Plans call for a five-story, 112,000-square-foot building on the nearly 1.65-acre property the Zadoks purchased in 2011. Construction is slated to wrap up for tenant buildout at the end of 2020, with expected use a mix of office, retail and restaurants. Zadok Jewelers will call it home after more than 40 years of business next door.
“This was the dream that became a vision that became a plan that is coming to fruition,” said Helene Zadok in informal remarks after a ceremony featuring family members and project team representatives.
Dror Zadok said the family “has waited through iterations” that affected the project’s scale, use, design and collaboration since they purchased the property in 2011. Having considered various partnerships, including luxury hotels and office towers, they ultimately opted for full ownership and control of what rises.
Architect Michael Hsu described his Austin-based firm’s design for the new mixed-use structure as modern with a delicate presence and a multi-faceted façade.
The mix of materials helps define spaces and adds warmth to soften the structure’s presence among neighboring skyscrapers. The design also conceals the project’s parking structure.
At street level, a drive-through arcade rises 26 feet as a sheltered, valet- tended entrance that also forms patio space for adjacent double-height restaurant spaces totaling just over 11,000 square feet.
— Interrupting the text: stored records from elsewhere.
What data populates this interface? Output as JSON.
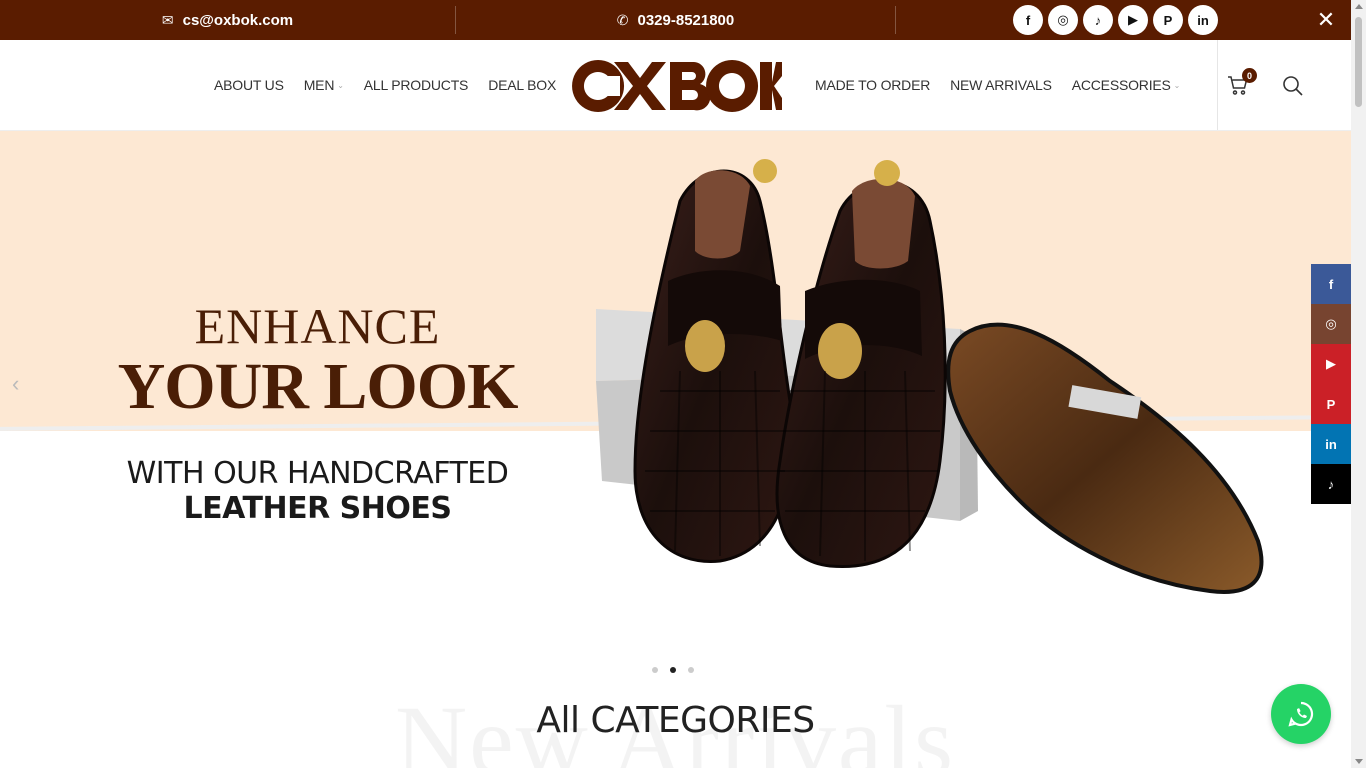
{
  "topbar": {
    "email": "cs@oxbok.com",
    "phone": "0329-8521800",
    "social_icons": [
      "facebook-icon",
      "instagram-icon",
      "tiktok-icon",
      "youtube-icon",
      "pinterest-icon",
      "linkedin-icon"
    ],
    "close_icon": "close-icon",
    "background": "#5a1c00"
  },
  "brand": {
    "logo_text": "OXBOK",
    "color": "#5a1c00"
  },
  "nav": {
    "left": [
      {
        "label": "ABOUT US",
        "dropdown": false
      },
      {
        "label": "MEN",
        "dropdown": true
      },
      {
        "label": "ALL PRODUCTS",
        "dropdown": false
      },
      {
        "label": "DEAL BOX",
        "dropdown": false
      }
    ],
    "right": [
      {
        "label": "MADE TO ORDER",
        "dropdown": false
      },
      {
        "label": "NEW ARRIVALS",
        "dropdown": false
      },
      {
        "label": "ACCESSORIES",
        "dropdown": true
      }
    ]
  },
  "cart": {
    "count": "0"
  },
  "hero": {
    "line1": "ENHANCE",
    "line2": "YOUR LOOK",
    "line3": "WITH OUR HANDCRAFTED",
    "line4": "LEATHER SHOES",
    "slides": 3,
    "active_slide": 2,
    "band_color": "#fde8d3"
  },
  "section": {
    "watermark": "New Arrivals",
    "title": "All CATEGORIES"
  },
  "floating_social": [
    {
      "icon": "facebook-icon",
      "glyph": "f",
      "color": "#3b5998"
    },
    {
      "icon": "instagram-icon",
      "glyph": "◎",
      "color": "#774430"
    },
    {
      "icon": "youtube-icon",
      "glyph": "▶",
      "color": "#cb2027"
    },
    {
      "icon": "pinterest-icon",
      "glyph": "P",
      "color": "#cb2027"
    },
    {
      "icon": "linkedin-icon",
      "glyph": "in",
      "color": "#0274b3"
    },
    {
      "icon": "tiktok-icon",
      "glyph": "♪",
      "color": "#000000"
    }
  ],
  "whatsapp": {
    "icon": "whatsapp-icon",
    "color": "#25d366"
  }
}
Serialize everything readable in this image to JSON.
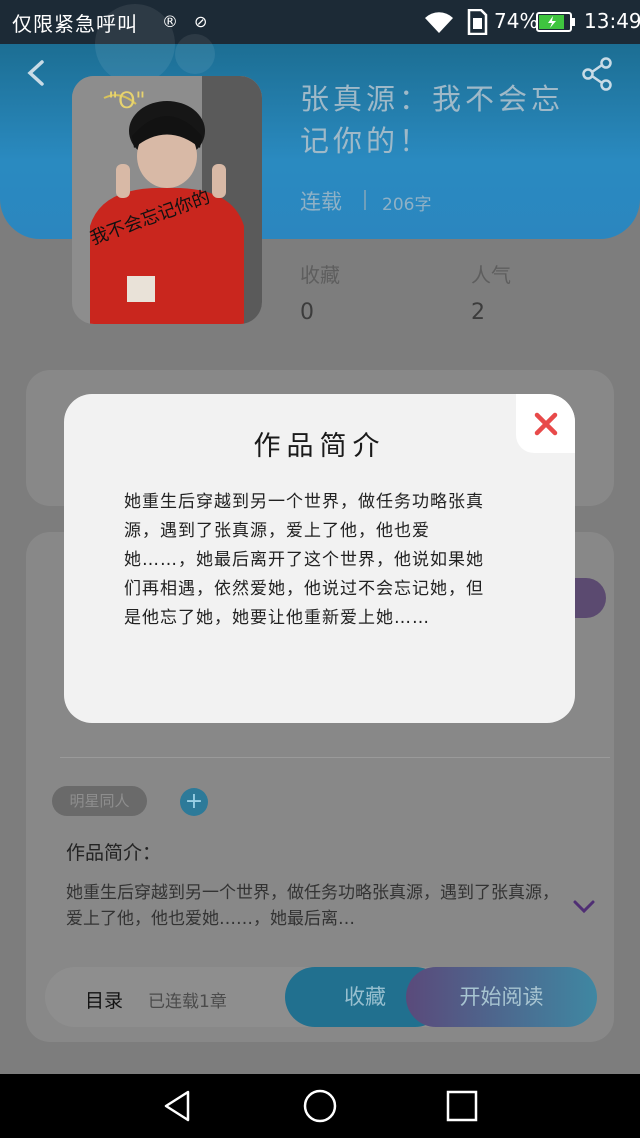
{
  "status_bar": {
    "carrier": "仅限紧急呼叫",
    "icon1": "copyright-icon",
    "icon2": "sync-icon",
    "battery_percent": "74%",
    "time": "13:49"
  },
  "book": {
    "title": "张真源：我不会忘记你的！",
    "status": "连载",
    "word_count": "206字",
    "stats": [
      {
        "label": "收藏",
        "value": "0"
      },
      {
        "label": "人气",
        "value": "2"
      }
    ],
    "cover_caption": "我不会忘记你的",
    "tag": "明星同人",
    "intro_label": "作品简介：",
    "intro_preview": "她重生后穿越到另一个世界，做任务功略张真源，遇到了张真源，爱上了他，他也爱她……，她最后离…"
  },
  "bottom_bar": {
    "toc_label": "目录",
    "chapters": "已连载1章",
    "favorite_label": "收藏",
    "read_label": "开始阅读"
  },
  "modal": {
    "title": "作品简介",
    "body": "她重生后穿越到另一个世界，做任务功略张真源，遇到了张真源，爱上了他，他也爱她……，她最后离开了这个世界，他说如果她们再相遇，依然爱她，他说过不会忘记她，但是他忘了她，她要让他重新爱上她……"
  },
  "colors": {
    "header_blue": "#2a8ac0",
    "close_red": "#e84a4a",
    "accent_purple": "#7e57c2"
  }
}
The building also incorporates 68,000 square feet of office space.
As designed, the new building takes advantage of the new 15-foot setbacks along the boulevard for a more connected presence, Hsu said.
The Zadok project’s mid-block location previously held Post Oak Row Center, a low-rise retail strip by developer Gerald Hines from the oil boom era and once home to the tony restaurant Tony’s. (Early site prep encountered — and left alone, for now, — the venerable eatery’s wine cellar, project sources said.)
The couple opened Zadok Jewelers in 1976 and had operated – and expanded — nearby until quietly purchasing the current site for a permanent home for their store, which will be about twice as large, 26,000 square feet.
Helene Zadok said the challenge of more space for their business is keeping the feel of it intimate and welcoming. In collaborating on design, she encouraged the use of gold tones, for example, and a floor plan that breaks up the expanse.
During remarks at the event, son Jonathan Zadok, flanked by brothers in business Segev and Gilad, noted that as their family project took “the scenic route to its destination,” the adjacent built environment of Uptown Houston has been under re-imagining as well.
Uptown Houston’s Bob Ethington, director of research and economic development and project liaison for The Boulevard, said the district has been evolving into a grand boulevard within the city’s second largest business center by way of new infrastructure, beautification and a dedicated transit line soon to debut. The old four-foot sidewalks are gone, for example, replaced by wider ones that are more pedestrian friendly. And the remaining one- and two-story commercial centers along the corridor will likely continue to be redeveloped by their owners, he said.